Both Dr Seichter and John Bulat thought they could distinguish Original Kharkiv Trident overprints from 1919 Reprints made to order for the Riga stamp dealer, Dzenis. In some cases, the basic stamps used are different and then it ought to be easy. But when the same basic stamps are used, I am not convinced that it is always possible to distinguish the Reprints.
Bulat lists Kharkiv I on the 7 kopeck Imperial Arms stamps and prices Originals at $35 mint (Bulat 666). He prices Reprints at 50 cents each (Bulat 688) and he comments ""reprints were made with the same handstamps as the originals, however, the ink is different. It varies in quality and is found in shades of gray to gray-black" (page 40)
Now take a look at the stamps above. In the top two rows, copies signed Dr Seichter and (in one case - the last stamp) Bulat. In the bottom three rows, stamps signed Dr Seichter or UPV with the addition of a "ND" [Neudruck = Reprint] handstamp or manuscript note.
I have stared at these stamps for some time and I come to this conclusion: I cannot see ANY consistent differences between the two groups of stamps, when examined either from the front or from the back. The ink quality is similar and penetration of the ink seems to depend on how much the handstamp was inked.
Only the stamps in positions 18 and 21 have that crisp, light inking which I think of as an indicator that a stamp is a Reprint. But the majority of stamps have black, oily-ink overprints, sometimes smudged.
Can anyone show me that I have got this wrong? And how should I sell these stamps?
Tuesday, 13 December 2011
Here is a very unusual item. It is quite common to see old postal stationery cards - Kerensky cards, Trident-overprinted cards - used as "BLANKS" (formulars) in Russia in the 1920s, but not Austrian ones.
Usually these BLANKS have some kind of cachet to indicate that the imprinted stamp has no value - this card has a black cachet reading "BLANK KIEV POST TELEGR[APH] DISTRICT". It was used from VINNITSA POD[olia] (old Imperial cancel) 7 2 24 and arrived in KIEV 26 3 24 (again an old Imperial cancel), correctly franked to 6 kopecks.
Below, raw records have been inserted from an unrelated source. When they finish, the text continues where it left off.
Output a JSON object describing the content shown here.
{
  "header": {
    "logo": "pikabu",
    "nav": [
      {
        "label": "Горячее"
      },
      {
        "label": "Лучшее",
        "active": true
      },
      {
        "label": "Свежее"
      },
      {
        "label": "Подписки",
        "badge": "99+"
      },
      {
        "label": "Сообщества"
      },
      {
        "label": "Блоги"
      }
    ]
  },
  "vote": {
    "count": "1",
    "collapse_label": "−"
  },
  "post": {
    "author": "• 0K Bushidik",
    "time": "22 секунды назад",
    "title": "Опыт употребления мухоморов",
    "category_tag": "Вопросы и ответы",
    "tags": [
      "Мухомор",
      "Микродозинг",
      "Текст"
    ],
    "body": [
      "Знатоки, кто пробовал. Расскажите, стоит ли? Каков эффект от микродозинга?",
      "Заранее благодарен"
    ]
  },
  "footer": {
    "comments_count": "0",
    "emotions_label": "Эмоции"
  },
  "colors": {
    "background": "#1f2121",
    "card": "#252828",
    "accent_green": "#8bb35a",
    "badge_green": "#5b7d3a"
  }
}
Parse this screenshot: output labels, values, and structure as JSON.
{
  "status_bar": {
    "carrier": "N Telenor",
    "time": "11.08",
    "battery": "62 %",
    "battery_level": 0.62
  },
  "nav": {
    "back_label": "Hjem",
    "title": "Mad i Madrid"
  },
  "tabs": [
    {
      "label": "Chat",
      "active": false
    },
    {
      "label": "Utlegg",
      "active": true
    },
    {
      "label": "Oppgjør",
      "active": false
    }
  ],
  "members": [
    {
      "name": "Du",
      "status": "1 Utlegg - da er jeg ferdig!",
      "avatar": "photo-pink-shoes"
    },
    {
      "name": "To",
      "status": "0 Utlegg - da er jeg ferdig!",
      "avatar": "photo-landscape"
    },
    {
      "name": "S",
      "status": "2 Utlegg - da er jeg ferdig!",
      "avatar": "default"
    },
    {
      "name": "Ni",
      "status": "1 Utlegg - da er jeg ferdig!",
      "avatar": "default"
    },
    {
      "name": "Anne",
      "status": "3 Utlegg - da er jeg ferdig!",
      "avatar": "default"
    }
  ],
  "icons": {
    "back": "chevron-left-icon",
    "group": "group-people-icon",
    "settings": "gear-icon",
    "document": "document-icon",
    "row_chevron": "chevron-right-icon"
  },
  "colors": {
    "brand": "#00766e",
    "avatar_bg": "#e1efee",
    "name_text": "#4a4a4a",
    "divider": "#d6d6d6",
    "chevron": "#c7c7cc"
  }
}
The card was delayed because in the sorting office it was routed to Vladivostok (the first word on the address line is the source of the confusion)where two cancellations were applied (see the reverse of the card).
The absence of a message on the reverse made me think it is philatelic, but in fact there is a message on the front which indicates that it is a separate confirmation of the despatch of a registered letter # 904.
Austrian cards may well have been held in Ukraine post offices as a by-product of the 1918 Austrian Occupation or even as trophies from the 1915 Russian Occupation of Lviv.
Do readers have other examples of this unrecorded usage?
Note added April 2012: This card is now for sale in the April 2012 Corinphila auction, listed under Russia / Soviet Union
Friday, 9 December 2011
There is some difference of opinion as to whether Postal Savings Bank stamps exist with genuine Dashnak period overprints. I think they do, but that they are extremely rare. Here is an example. The stamp has been overprinted with "k.60.k" in black and then later, in a greyish ink, with a large unframed Z over the Imperial Arms. There is an authenticating ERIVAN cancellation of April 1920, which is an appropriate date.
The stamp is signed in pencil by S Serebrakian (and was almost certainly from his stock), in green by Dr R J Ceresa, and it now has a Stefan Berger Short Opinion.